(Stored entries)
BEGIN
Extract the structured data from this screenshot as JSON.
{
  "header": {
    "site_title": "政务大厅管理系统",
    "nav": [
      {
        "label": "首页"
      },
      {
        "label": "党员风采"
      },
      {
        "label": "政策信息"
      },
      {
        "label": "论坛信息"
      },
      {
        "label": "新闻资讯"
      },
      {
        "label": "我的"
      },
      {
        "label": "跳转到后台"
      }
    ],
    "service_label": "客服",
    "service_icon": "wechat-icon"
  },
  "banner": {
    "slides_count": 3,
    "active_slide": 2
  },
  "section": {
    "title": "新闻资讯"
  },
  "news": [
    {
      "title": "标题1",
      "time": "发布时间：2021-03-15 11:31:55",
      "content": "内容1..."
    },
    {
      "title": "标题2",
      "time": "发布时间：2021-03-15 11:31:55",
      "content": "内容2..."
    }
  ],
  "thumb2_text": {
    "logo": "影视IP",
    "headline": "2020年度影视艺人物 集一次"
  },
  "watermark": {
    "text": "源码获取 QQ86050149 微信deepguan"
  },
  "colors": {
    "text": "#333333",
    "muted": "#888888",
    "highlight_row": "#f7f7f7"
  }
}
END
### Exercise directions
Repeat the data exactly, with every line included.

### Result for this task
Extract the structured data from this screenshot as JSON.
{
  "header": {
    "site_title": "政务大厅管理系统",
    "nav": [
      {
        "label": "首页"
      },
      {
        "label": "党员风采"
      },
      {
        "label": "政策信息"
      },
      {
        "label": "论坛信息"
      },
      {
        "label": "新闻资讯"
      },
      {
        "label": "我的"
      },
      {
        "label": "跳转到后台"
      }
    ],
    "service_label": "客服",
    "service_icon": "wechat-icon"
  },
  "banner": {
    "slides_count": 3,
    "active_slide": 2
  },
  "section": {
    "title": "新闻资讯"
  },
  "news": [
    {
      "title": "标题1",
      "time": "发布时间：2021-03-15 11:31:55",
      "content": "内容1..."
    },
    {
      "title": "标题2",
      "time": "发布时间：2021-03-15 11:31:55",
      "content": "内容2..."
    }
  ],
  "thumb2_text": {
    "logo": "影视IP",
    "headline": "2020年度影视艺人物 集一次"
  },
  "watermark": {
    "text": "源码获取 QQ86050149 微信deepguan"
  },
  "colors": {
    "text": "#333333",
    "muted": "#888888",
    "highlight_row": "#f7f7f7"
  }
}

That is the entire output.